### EXERCISE OBJECTIVE
Find the word "title" in the listing; pull out each line holding it.

### GIVEN INFORMATION
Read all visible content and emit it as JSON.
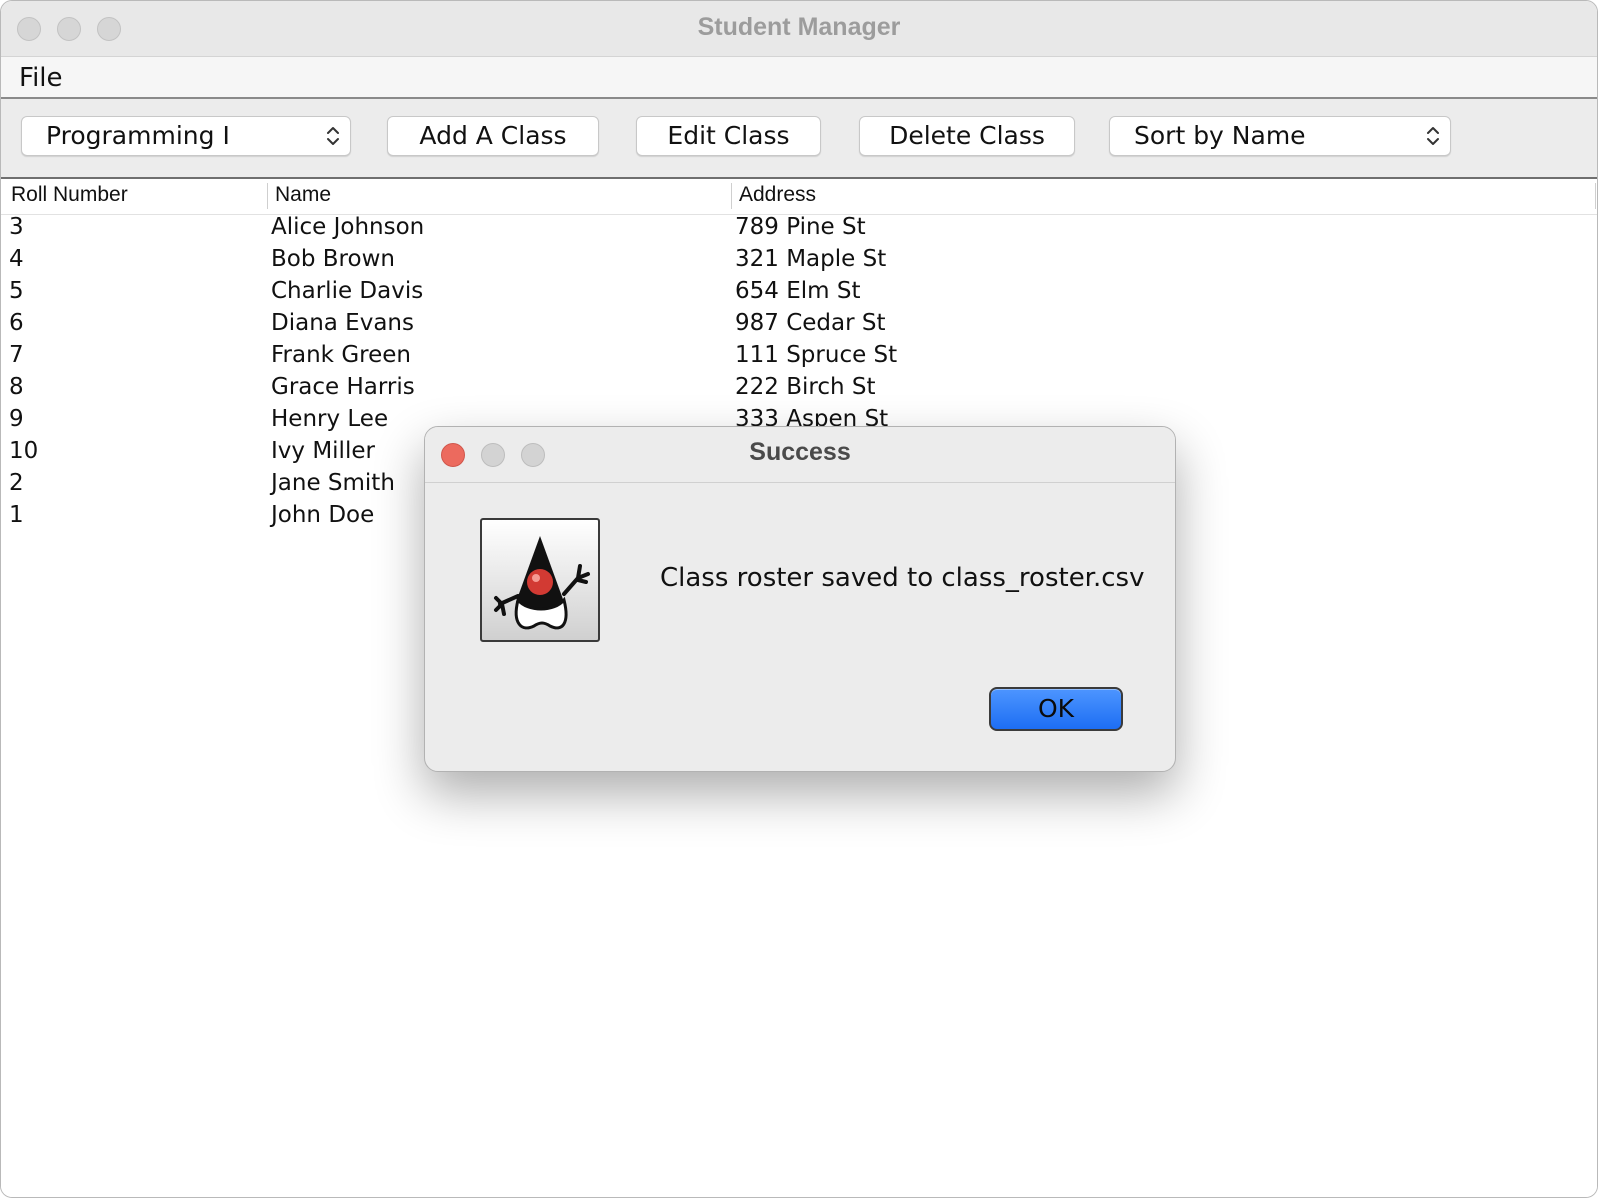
{
  "window": {
    "title": "Student Manager"
  },
  "menu": {
    "file": "File"
  },
  "toolbar": {
    "class_select_value": "Programming I",
    "add_class": "Add A Class",
    "edit_class": "Edit Class",
    "delete_class": "Delete Class",
    "sort_select_value": "Sort by Name"
  },
  "table": {
    "columns": [
      "Roll Number",
      "Name",
      "Address"
    ],
    "rows": [
      {
        "roll": "3",
        "name": "Alice Johnson",
        "address": "789 Pine St"
      },
      {
        "roll": "4",
        "name": "Bob Brown",
        "address": "321 Maple St"
      },
      {
        "roll": "5",
        "name": "Charlie Davis",
        "address": "654 Elm St"
      },
      {
        "roll": "6",
        "name": "Diana Evans",
        "address": "987 Cedar St"
      },
      {
        "roll": "7",
        "name": "Frank Green",
        "address": "111 Spruce St"
      },
      {
        "roll": "8",
        "name": "Grace Harris",
        "address": "222 Birch St"
      },
      {
        "roll": "9",
        "name": "Henry Lee",
        "address": "333 Aspen St"
      },
      {
        "roll": "10",
        "name": "Ivy Miller",
        "address": ""
      },
      {
        "roll": "2",
        "name": "Jane Smith",
        "address": ""
      },
      {
        "roll": "1",
        "name": "John Doe",
        "address": ""
      }
    ]
  },
  "dialog": {
    "title": "Success",
    "icon": "java-duke-icon",
    "message": "Class roster saved to class_roster.csv",
    "ok": "OK"
  },
  "colors": {
    "accent_button": "#1d6ef3",
    "close_button": "#ec6a5e"
  }
}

### COMPLETED TASK
    "title": "Student Manager"
    "title": "Success",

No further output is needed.